Down to the last line, write out the entries below exactly and omit all pictures.

Page and application data records
■ ■ ■ ■
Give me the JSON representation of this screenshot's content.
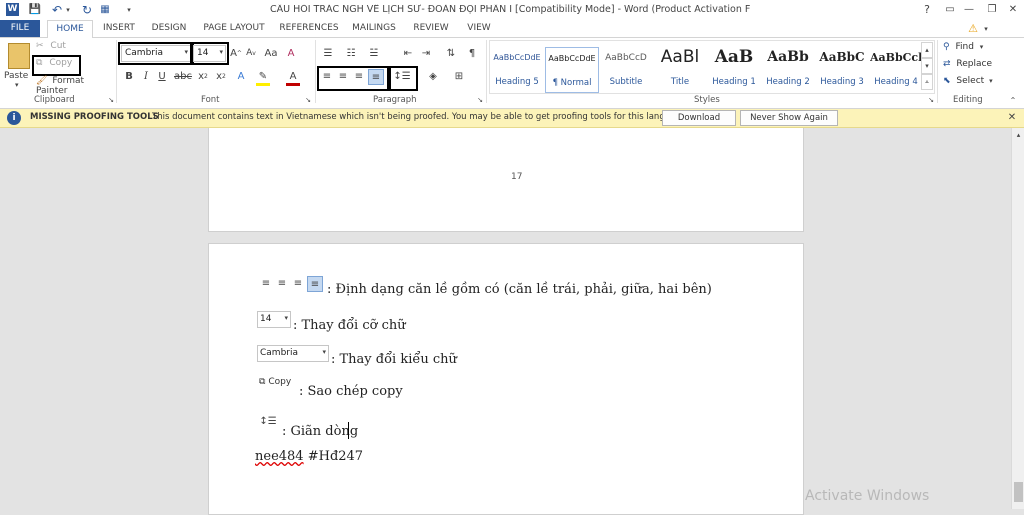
{
  "title": "CÂU HỎI TRẮC NGH VỀ LỊCH SỬ- ĐOÀN ĐỘI  PHẦN I [Compatibility Mode] - Word (Product Activation Failed)",
  "window_controls": {
    "help": "?",
    "minimize": "—",
    "restore": "❐",
    "close": "✕"
  },
  "tabs": [
    "FILE",
    "HOME",
    "INSERT",
    "DESIGN",
    "PAGE LAYOUT",
    "REFERENCES",
    "MAILINGS",
    "REVIEW",
    "VIEW"
  ],
  "clipboard": {
    "paste": "Paste",
    "cut": "Cut",
    "copy": "Copy",
    "format_painter": "Format Painter",
    "label": "Clipboard"
  },
  "font": {
    "name": "Cambria",
    "size": "14",
    "label": "Font"
  },
  "paragraph": {
    "label": "Paragraph"
  },
  "styles": {
    "label": "Styles",
    "items": [
      {
        "sample": "AaBbCcDdE",
        "name": "Heading 5"
      },
      {
        "sample": "AaBbCcDdE",
        "name": "¶ Normal"
      },
      {
        "sample": "AaBbCcD",
        "name": "Subtitle"
      },
      {
        "sample": "AaBl",
        "name": "Title"
      },
      {
        "sample": "AaB",
        "name": "Heading 1"
      },
      {
        "sample": "AaBb",
        "name": "Heading 2"
      },
      {
        "sample": "AaBbC",
        "name": "Heading 3"
      },
      {
        "sample": "AaBbCcl",
        "name": "Heading 4"
      }
    ]
  },
  "editing": {
    "find": "Find",
    "replace": "Replace",
    "select": "Select",
    "label": "Editing"
  },
  "message_bar": {
    "title": "MISSING PROOFING TOOLS",
    "text": "This document contains text in Vietnamese which isn't being proofed. You may be able to get proofing tools for this language.",
    "download": "Download",
    "never": "Never Show Again"
  },
  "page_number": "17",
  "document": {
    "line1": ": Định dạng căn lề gồm có (căn lề trái, phải, giữa, hai bên)",
    "size_sample": "14",
    "line2": ": Thay đổi cỡ chữ",
    "font_sample": "Cambria",
    "line3": ": Thay đổi kiểu chữ",
    "copy_sample": "Copy",
    "line4": ": Sao chép copy",
    "line5": ": Giãn dòng",
    "footer_a": "nee484",
    "footer_b": " #Hđ247"
  },
  "watermark": "Activate Windows",
  "colors": {
    "brand": "#2b579a",
    "msgbar": "#fcf3b9"
  }
}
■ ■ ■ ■
- _Reply_:
Give me the JSON representation of this screenshot's content.
{
  "title": "CÂU HỎI TRẮC NGH VỀ LỊCH SỬ- ĐOÀN ĐỘI  PHẦN I [Compatibility Mode] - Word (Product Activation Failed)",
  "window_controls": {
    "help": "?",
    "minimize": "—",
    "restore": "❐",
    "close": "✕"
  },
  "tabs": [
    "FILE",
    "HOME",
    "INSERT",
    "DESIGN",
    "PAGE LAYOUT",
    "REFERENCES",
    "MAILINGS",
    "REVIEW",
    "VIEW"
  ],
  "clipboard": {
    "paste": "Paste",
    "cut": "Cut",
    "copy": "Copy",
    "format_painter": "Format Painter",
    "label": "Clipboard"
  },
  "font": {
    "name": "Cambria",
    "size": "14",
    "label": "Font"
  },
  "paragraph": {
    "label": "Paragraph"
  },
  "styles": {
    "label": "Styles",
    "items": [
      {
        "sample": "AaBbCcDdE",
        "name": "Heading 5"
      },
      {
        "sample": "AaBbCcDdE",
        "name": "¶ Normal"
      },
      {
        "sample": "AaBbCcD",
        "name": "Subtitle"
      },
      {
        "sample": "AaBl",
        "name": "Title"
      },
      {
        "sample": "AaB",
        "name": "Heading 1"
      },
      {
        "sample": "AaBb",
        "name": "Heading 2"
      },
      {
        "sample": "AaBbC",
        "name": "Heading 3"
      },
      {
        "sample": "AaBbCcl",
        "name": "Heading 4"
      }
    ]
  },
  "editing": {
    "find": "Find",
    "replace": "Replace",
    "select": "Select",
    "label": "Editing"
  },
  "message_bar": {
    "title": "MISSING PROOFING TOOLS",
    "text": "This document contains text in Vietnamese which isn't being proofed. You may be able to get proofing tools for this language.",
    "download": "Download",
    "never": "Never Show Again"
  },
  "page_number": "17",
  "document": {
    "line1": ": Định dạng căn lề gồm có (căn lề trái, phải, giữa, hai bên)",
    "size_sample": "14",
    "line2": ": Thay đổi cỡ chữ",
    "font_sample": "Cambria",
    "line3": ": Thay đổi kiểu chữ",
    "copy_sample": "Copy",
    "line4": ": Sao chép copy",
    "line5": ": Giãn dòng",
    "footer_a": "nee484",
    "footer_b": " #Hđ247"
  },
  "watermark": "Activate Windows",
  "colors": {
    "brand": "#2b579a",
    "msgbar": "#fcf3b9"
  }
}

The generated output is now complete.